Betelgeuse caused a sensation among professional astronomers earlier this month when Edward Guinan of Villanova University and colleagues reported a significant "fainting" of the star. "[Betelgeuse] has been declining in brightness since October 2019, now reaching a modern all-time low of V = +1.12 mag on 07 December 2019 UT," they wrote. "Currently this is the faintest the star has been during our 25+ years of continuous monitoring."
Astronomers have long known that Betelgeuse is on the precipice of an energy crisis. It's about to run out of fuel in its core. When that happens, the star will collapse and rebound explosively, producing the first known supernova in the Milky Way since 1604. Experts in stellar evolution believe Betelgeuse could die at any time during the next 100,000 years--a blink of an eye on time scales of astronomy.
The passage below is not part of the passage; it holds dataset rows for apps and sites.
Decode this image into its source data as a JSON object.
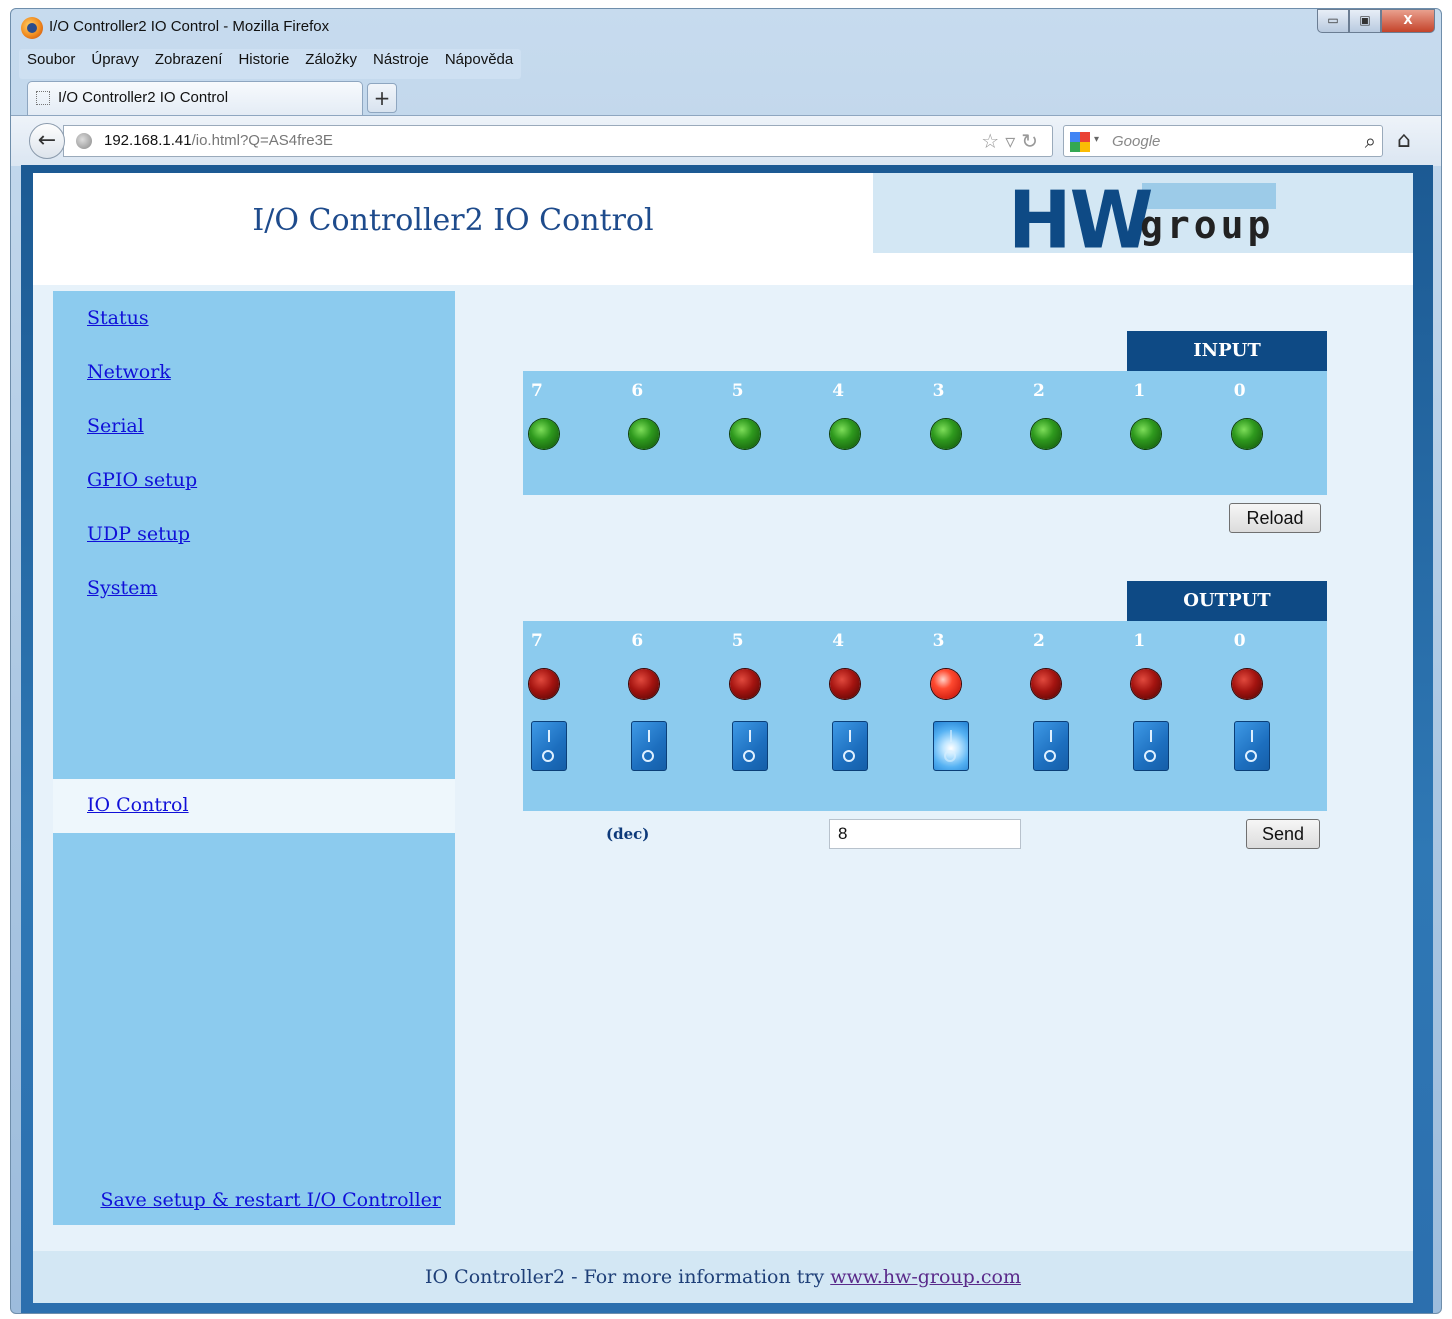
{
  "window": {
    "title": "I/O Controller2 IO Control - Mozilla Firefox",
    "buttons": [
      "▭",
      "▣",
      "X"
    ]
  },
  "menu": [
    "Soubor",
    "Úpravy",
    "Zobrazení",
    "Historie",
    "Záložky",
    "Nástroje",
    "Nápověda"
  ],
  "tab": {
    "label": "I/O Controller2 IO Control",
    "new_tab": "+"
  },
  "address": {
    "host": "192.168.1.41",
    "path": "/io.html?Q=AS4fre3E",
    "search_placeholder": "Google"
  },
  "page": {
    "title": "I/O Controller2 IO Control",
    "logo": {
      "hw": "HW",
      "group": "group"
    },
    "nav": [
      "Status",
      "Network",
      "Serial",
      "GPIO setup",
      "UDP setup",
      "System"
    ],
    "nav_active": "IO Control",
    "save_link": "Save setup & restart I/O Controller",
    "input": {
      "heading": "INPUT",
      "channels": [
        "7",
        "6",
        "5",
        "4",
        "3",
        "2",
        "1",
        "0"
      ],
      "states": [
        1,
        1,
        1,
        1,
        1,
        1,
        1,
        1
      ],
      "reload_label": "Reload"
    },
    "output": {
      "heading": "OUTPUT",
      "channels": [
        "7",
        "6",
        "5",
        "4",
        "3",
        "2",
        "1",
        "0"
      ],
      "states": [
        0,
        0,
        0,
        0,
        1,
        0,
        0,
        0
      ],
      "dec_label": "(dec)",
      "dec_value": "8",
      "send_label": "Send"
    },
    "footer": {
      "text": "IO Controller2 - For more information try ",
      "link": "www.hw-group.com"
    }
  }
}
The current dimming did not herald that final blast. Betelgeuse is also a slow variable star, and this seems to be no more than an episode of slightly deeper-than-usual dimming. Orion remains intact ... for now.